The 19th annual survey of tin users carried out by the International Tin Association (ITA) estimated that refined tin use in 2022 decreased -3.2% to 376,900 metric tons (mt), lower than the preliminary -0.6% estimate made by participants in last year’s Q2/Q3 survey. The year-on-year (YoY) decrease represents an overcorrection of the 2021 pandemic recovery bounce mostly related to rapidly rising inflation in the second half of the year.
The survey suggests a continued contraction in tin demand of -1.6% during 2023 to 371,000 mt as negative effects of inflation are balanced by technology boosts for tin in solar panels, electric vehicles and digitization. Multiple macroeconomic factors have negatively impacted projected tin demand, reversing much of the 2021 recovery.
A total of 84 companies took part in this year’s study, accounting for some 42% of estimated global refined tin use in 2022.
Refined tin stocks held by surveyed companies at the end of 2022 amounted to the equivalent of 3.8 weeks’ supply. Extrapolating to global consumption implies that world consumer stock holdings were around 30,100 mt. Consumer stocks were lower through much of 2021, but more ample supply towards the end of the year enabled a recovery, giving an increase from 2.6 weeks in 2021. Forecasts for 2023 suggest that consumers are destocked on weak demand and high interest rates; held stock is forecast to fall to an estimated 2.9 weeks’ supply.
Provisional estimates of total global tin use, including refined and unrefined forms, totaled 432,000 mt in 2022, down -2.1% from 2021. The Recycling Input Rate (RIR) was calculated to be 29.4% in 2022 and is forecast to increase slightly to 30.5% in 2023.

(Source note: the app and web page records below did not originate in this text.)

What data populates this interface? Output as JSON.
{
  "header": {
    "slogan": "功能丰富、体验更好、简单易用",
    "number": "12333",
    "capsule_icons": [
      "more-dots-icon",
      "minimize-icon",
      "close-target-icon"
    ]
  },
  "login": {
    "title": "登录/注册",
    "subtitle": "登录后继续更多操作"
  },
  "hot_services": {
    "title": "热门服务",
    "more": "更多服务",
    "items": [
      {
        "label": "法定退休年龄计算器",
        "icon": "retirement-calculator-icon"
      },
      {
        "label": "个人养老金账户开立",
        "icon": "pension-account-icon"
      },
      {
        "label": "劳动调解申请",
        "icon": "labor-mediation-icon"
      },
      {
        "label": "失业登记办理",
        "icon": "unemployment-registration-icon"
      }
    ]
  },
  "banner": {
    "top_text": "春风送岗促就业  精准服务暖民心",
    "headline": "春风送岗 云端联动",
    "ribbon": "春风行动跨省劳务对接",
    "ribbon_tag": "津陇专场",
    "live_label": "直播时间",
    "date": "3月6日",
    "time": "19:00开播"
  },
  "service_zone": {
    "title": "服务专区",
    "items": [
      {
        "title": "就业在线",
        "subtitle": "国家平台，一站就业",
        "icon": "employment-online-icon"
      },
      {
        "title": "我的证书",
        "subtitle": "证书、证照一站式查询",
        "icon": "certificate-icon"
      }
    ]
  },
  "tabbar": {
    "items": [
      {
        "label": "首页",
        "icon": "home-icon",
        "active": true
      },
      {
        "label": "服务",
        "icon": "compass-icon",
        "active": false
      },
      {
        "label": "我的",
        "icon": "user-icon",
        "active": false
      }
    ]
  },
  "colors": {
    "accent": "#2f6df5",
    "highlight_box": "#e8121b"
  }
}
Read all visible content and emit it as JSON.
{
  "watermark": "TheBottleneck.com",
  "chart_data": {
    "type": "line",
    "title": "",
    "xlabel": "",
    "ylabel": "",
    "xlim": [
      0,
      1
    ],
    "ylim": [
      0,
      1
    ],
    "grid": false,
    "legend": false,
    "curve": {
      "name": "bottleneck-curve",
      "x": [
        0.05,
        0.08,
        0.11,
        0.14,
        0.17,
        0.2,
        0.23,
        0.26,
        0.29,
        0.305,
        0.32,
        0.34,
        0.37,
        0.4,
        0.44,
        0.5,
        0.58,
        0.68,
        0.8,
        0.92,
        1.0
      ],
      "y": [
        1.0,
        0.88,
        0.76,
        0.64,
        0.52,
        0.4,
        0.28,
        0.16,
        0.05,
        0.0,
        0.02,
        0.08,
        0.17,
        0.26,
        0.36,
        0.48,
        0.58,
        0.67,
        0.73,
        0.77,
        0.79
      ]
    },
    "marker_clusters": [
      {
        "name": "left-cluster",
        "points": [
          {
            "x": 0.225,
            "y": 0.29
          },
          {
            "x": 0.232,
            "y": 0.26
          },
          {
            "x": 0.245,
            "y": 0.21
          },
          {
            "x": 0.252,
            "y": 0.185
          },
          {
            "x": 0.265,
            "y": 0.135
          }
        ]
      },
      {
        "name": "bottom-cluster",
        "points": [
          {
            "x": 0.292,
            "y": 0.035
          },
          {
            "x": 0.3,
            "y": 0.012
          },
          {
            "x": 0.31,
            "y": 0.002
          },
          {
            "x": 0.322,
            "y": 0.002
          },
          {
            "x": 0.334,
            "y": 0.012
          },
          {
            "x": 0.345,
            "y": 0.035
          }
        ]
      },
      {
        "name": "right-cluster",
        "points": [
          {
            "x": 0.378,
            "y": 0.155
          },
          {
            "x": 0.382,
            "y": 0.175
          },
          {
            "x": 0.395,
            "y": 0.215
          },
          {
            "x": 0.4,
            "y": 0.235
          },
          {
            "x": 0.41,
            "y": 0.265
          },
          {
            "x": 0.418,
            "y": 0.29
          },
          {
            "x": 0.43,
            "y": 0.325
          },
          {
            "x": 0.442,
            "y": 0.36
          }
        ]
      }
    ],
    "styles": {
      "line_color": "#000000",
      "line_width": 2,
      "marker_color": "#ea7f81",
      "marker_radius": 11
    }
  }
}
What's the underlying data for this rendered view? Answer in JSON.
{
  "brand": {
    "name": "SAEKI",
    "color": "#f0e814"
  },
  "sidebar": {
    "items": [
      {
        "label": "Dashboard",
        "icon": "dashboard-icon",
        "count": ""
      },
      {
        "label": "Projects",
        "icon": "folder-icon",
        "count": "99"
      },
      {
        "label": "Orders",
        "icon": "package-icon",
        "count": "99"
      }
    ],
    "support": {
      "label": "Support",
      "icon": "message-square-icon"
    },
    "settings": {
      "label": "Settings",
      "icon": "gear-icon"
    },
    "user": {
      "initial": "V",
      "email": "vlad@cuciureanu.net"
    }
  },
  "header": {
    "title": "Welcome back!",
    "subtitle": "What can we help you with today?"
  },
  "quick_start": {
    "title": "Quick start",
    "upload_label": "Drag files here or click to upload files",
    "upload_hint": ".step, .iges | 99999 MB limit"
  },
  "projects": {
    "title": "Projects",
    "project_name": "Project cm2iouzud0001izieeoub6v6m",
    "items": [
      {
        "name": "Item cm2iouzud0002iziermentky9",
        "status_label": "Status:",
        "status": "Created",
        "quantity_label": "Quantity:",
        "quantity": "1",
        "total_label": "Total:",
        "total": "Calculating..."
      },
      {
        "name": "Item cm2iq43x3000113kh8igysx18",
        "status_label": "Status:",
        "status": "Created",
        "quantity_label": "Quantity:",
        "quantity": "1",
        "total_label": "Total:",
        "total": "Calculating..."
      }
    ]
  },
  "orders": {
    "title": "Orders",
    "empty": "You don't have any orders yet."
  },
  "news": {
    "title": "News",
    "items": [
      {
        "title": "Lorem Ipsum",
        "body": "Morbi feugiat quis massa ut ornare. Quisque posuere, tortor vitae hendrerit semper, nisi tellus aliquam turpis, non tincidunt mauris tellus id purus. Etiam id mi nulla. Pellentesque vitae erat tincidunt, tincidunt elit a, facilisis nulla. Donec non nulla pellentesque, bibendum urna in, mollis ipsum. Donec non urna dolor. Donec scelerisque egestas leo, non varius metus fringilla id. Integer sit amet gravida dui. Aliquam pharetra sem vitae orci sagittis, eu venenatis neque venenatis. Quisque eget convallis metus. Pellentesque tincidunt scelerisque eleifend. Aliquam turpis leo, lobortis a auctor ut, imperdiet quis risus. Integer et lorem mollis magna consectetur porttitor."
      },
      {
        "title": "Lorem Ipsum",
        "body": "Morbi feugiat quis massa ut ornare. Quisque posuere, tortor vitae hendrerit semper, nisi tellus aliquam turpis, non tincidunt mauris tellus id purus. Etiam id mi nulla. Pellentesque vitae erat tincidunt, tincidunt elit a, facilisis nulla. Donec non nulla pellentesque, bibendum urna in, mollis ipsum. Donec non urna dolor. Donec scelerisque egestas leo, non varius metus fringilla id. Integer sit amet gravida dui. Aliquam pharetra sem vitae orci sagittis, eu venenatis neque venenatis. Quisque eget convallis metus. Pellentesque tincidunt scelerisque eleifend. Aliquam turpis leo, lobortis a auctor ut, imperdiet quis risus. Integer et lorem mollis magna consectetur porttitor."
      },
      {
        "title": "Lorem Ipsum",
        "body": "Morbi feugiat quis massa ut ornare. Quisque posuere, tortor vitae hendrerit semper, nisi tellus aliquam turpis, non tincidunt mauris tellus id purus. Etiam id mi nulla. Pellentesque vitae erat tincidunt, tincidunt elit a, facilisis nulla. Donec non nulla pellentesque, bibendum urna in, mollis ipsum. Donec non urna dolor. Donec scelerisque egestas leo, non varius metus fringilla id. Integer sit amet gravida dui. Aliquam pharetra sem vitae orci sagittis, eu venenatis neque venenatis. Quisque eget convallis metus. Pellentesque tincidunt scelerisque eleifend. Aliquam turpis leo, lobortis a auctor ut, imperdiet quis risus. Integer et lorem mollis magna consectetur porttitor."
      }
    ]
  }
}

Solder still accounts for the largest global share of tin use, increasing marginally to 50% in 2022. Global average decline of refined tin use in this sector was -1.8%, with a larger effect outside China. 2023 forecasts reflect a stronger than expected performance, balancing losses in consumer segments with gains in technology and industry sectors to a flat 0.4%, marginally higher in China. Solar ribbon now represents around 12% of solder production and is emerging as a major new use. Respondents are optimistic about longer-term prospects for increased use in solar, 5G, electric vehicles, and other new technologies.
The average proportion of lead-free solders in electronics was estimated at 86% globally in 2022, similar to 2021. 78% of tin use globally in lead-free solders was specified at less than 100 ppm lead, recovered from a dip of 65% the previous year. The trend toward higher-purity, lower-lead specifications in tinplate continued to be reflected in 2022, as 54% of refined tin specified by reporting participants in the limited sample was less than 25 ppm lead, with an additional respondent reporting plans to shift to that level.
In chemicals, tin use by survey participants decreased by -5.5% in 2022 and was forecast to decline further by -4.9% in 2022. This sector, normally in steady growth, had been slow to recover from the pandemic and was further impacted by the economic downturn, especially for applications in the struggling property sector in China.
Tinplate data suggest this sector was hardest hit by recent macroeconomics falling sharply from boosted growth in 2020/2021 to a -7.5% decline in 2022 and a forecasted -4.2% decline in 2023. Canned food use gained traction during pandemic lockdown but other factors such as poor food harvests may have dominated.
Lead-acid battery tin use was significantly down from strong forecasted growth to decline -0.3% in 2022 but expected to resume growth at 2.3% in 2023.
More information about tin use is available on the ITA website: www.internationaltin.org.